The COVID-19 pandemic is having a major impact on our lives. Even though some countries have started easing their restrictions recently, the pandemic is far from over. While healthcare workers are all hands on deck to treat the influx of COVID-19 patients and the pharmaceutical companies are in the race of developing a vaccine and an antiviral drug against COVID-19, other threats are looming on the horizon. Obvious problems such as economic downturn and widespread layoffs have made the headlines in the past couple of months but there are other crises such as the widening of the gender gap lurking in the dark.
We are having a “She-cession”
The financial downturns in the past didn’t particularly hit women the hardest. The recession that we are having is now called “She-cession”. The COVID-19 pandemic is causing more job losses among women - the U.S. Bureau of Labor Statistics has released the employment situation in April and the unemployment rate for women was 15.5% and for men was 13.0%.
Why was the unemployment rate of women higher? A survey conducted by the U.S. Bureau of Labor Statistics shows that more women are working in food preparation and serving related occupations. During the lockdown, restaurants are forced to close, some of them might need to furlough their staff to keep their business afloat, some unlucky ones might have to shut down their business. Retail is another area that is suffering greatly because of the pandemic and most of the retail sales positions are held by women.
What happens when the unemployment rate for women is rising? More women will be forced to stay at home and do unpaid work, such as childcare and household chores. Some of them will need to do freelance, part-time or temporary jobs which generally pay less to survive. All of this will widen the existing gender gap. This turmoil doesn’t end when the pandemic ceases as job-seeking has never been easy for women. We have more obstacles to overcome - gender-based discrimination, the gender pay gap, and inflexible work schedule, just to name a few.
Increased Unpaid Workload
For the women whose job isn’t affected by the pandemic, they might not be as lucky as it seems. During the lockdown, schools are closed and that means they have to take care of and homeschool their children. Working from home is no holiday, it is like doing two full-time jobs at the same time. Men might share some of the responsibilities but childcare and household chores traditionally fall on women’s shoulders. According to a survey in 2015, in the UK, women were spending more time doing household chores than men, they spent on average 7.28 hours a week on cooking and 4.67 hours on childcare.
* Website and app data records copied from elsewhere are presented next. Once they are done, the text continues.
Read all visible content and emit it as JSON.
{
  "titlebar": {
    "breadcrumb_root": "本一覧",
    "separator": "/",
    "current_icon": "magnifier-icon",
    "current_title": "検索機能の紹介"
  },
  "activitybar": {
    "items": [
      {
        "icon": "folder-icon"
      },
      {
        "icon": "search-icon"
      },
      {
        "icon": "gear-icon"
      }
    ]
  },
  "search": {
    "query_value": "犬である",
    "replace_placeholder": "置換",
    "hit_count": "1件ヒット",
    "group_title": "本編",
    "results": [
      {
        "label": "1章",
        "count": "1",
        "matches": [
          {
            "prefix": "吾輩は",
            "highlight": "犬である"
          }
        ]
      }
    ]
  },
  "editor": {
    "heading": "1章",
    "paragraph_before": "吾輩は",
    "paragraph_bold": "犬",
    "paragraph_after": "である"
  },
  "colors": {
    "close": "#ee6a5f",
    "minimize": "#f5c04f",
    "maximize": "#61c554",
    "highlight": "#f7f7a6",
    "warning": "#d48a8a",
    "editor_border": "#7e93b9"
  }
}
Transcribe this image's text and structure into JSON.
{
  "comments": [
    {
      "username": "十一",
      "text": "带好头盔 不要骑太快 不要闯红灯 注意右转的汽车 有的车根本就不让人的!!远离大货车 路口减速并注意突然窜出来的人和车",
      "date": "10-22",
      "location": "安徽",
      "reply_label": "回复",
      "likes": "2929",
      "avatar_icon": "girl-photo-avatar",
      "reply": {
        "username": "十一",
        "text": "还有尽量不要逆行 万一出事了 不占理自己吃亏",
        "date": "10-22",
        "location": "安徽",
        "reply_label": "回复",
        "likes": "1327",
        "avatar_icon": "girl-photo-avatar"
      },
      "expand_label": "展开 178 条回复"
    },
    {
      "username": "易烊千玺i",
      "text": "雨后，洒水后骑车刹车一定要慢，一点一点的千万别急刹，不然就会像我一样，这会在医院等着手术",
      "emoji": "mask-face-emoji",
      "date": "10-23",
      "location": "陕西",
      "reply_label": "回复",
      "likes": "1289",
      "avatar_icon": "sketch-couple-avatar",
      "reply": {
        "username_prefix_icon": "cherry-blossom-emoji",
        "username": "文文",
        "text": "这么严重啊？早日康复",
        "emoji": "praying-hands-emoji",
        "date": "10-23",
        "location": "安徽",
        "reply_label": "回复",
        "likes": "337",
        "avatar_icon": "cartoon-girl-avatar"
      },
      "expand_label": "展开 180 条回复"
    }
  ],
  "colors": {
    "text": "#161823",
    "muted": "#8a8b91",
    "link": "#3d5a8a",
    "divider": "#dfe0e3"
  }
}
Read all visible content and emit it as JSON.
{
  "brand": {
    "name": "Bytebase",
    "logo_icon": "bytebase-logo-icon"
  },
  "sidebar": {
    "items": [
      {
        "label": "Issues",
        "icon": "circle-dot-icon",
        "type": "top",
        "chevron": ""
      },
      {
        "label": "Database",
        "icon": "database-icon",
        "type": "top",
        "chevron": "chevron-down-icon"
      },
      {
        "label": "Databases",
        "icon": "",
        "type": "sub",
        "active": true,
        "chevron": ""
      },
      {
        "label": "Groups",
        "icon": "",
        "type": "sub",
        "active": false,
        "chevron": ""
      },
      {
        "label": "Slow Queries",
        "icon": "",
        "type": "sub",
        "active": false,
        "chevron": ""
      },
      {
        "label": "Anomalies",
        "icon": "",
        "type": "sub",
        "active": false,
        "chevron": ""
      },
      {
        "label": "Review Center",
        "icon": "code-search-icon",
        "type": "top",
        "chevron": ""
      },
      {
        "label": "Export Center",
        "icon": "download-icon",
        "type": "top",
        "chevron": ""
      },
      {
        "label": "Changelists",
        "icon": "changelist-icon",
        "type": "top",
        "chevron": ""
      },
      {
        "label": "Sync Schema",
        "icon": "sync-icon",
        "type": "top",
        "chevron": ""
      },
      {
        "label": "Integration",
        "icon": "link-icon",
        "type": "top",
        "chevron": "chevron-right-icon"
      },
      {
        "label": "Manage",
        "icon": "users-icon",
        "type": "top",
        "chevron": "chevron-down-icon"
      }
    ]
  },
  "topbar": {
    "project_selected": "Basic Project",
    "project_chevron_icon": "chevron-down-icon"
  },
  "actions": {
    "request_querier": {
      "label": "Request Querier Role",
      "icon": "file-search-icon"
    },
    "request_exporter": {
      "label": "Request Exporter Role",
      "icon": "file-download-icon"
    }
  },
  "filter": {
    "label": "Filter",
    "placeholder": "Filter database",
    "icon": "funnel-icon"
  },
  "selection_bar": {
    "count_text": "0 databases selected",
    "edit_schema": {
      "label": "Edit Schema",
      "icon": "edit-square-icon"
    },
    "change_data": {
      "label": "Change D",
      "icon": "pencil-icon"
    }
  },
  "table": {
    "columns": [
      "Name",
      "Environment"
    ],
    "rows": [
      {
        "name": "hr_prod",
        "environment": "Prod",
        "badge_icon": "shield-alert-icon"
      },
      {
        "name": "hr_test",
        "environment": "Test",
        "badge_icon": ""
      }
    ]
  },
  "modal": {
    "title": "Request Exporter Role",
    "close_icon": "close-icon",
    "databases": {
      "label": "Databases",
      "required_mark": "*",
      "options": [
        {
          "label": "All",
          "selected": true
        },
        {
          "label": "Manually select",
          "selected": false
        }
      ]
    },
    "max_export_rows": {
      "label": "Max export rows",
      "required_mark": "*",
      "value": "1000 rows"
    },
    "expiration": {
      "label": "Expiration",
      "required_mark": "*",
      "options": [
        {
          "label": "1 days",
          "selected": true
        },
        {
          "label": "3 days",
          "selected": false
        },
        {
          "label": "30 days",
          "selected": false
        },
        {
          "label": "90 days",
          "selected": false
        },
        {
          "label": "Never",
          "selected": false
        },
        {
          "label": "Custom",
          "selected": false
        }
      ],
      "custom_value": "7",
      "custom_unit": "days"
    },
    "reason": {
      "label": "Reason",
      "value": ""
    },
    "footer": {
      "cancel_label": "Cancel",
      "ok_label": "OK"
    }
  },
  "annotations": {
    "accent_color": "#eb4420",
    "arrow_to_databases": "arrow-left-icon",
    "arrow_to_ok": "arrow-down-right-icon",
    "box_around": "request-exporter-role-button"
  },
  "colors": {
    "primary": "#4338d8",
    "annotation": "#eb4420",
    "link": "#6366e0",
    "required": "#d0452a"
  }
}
During the pandemic, it will not be surprising to see these figures have risen dramatically.The Institute for Fiscal Studies has surveyed nearly 3600 families in England between 29 April and 15 May 2020, one of their key findings is that mothers are spending less time on paid work but more time on household responsibilities.
The increased unpaid workload doesn’t only take a toll on gender equality but also on women’s mental health.
The silver lining
The COVID-19 pandemic has caused a major setback for gender equality but the outlook might not be as gloomy as it seems. Because of the lockdown, lots of businesses are encouraging their staff to work from home - a way of working that many companies have never considered trying prior to the pandemic. Working from home could be beneficial to businesses as it would save the cost of renting office premises and other utility bills. For female job seekers, it would be easier for them to look for employment as they would not need to worry about their commute time to work. A working from home arrangement could also come with a flexible work schedule, all of this would make it easier for women to look after their family. In addition to this, they would be able to look for opportunities in other cities which would increase their chance to have gainful employment.
The current work from home situation also offers a chance for men to see how much unpaid work women have been doing. Being able to see or even experience first-handed how much women have been sacrificing for the family, could be a major turning point of changing the longstanding social norm. There is a possibility for a change in mindsets and better gender equality in the post COVID era. It is up to both men and women to adapt and change for a more just and equitable world.
Written by Ainsley Fagerström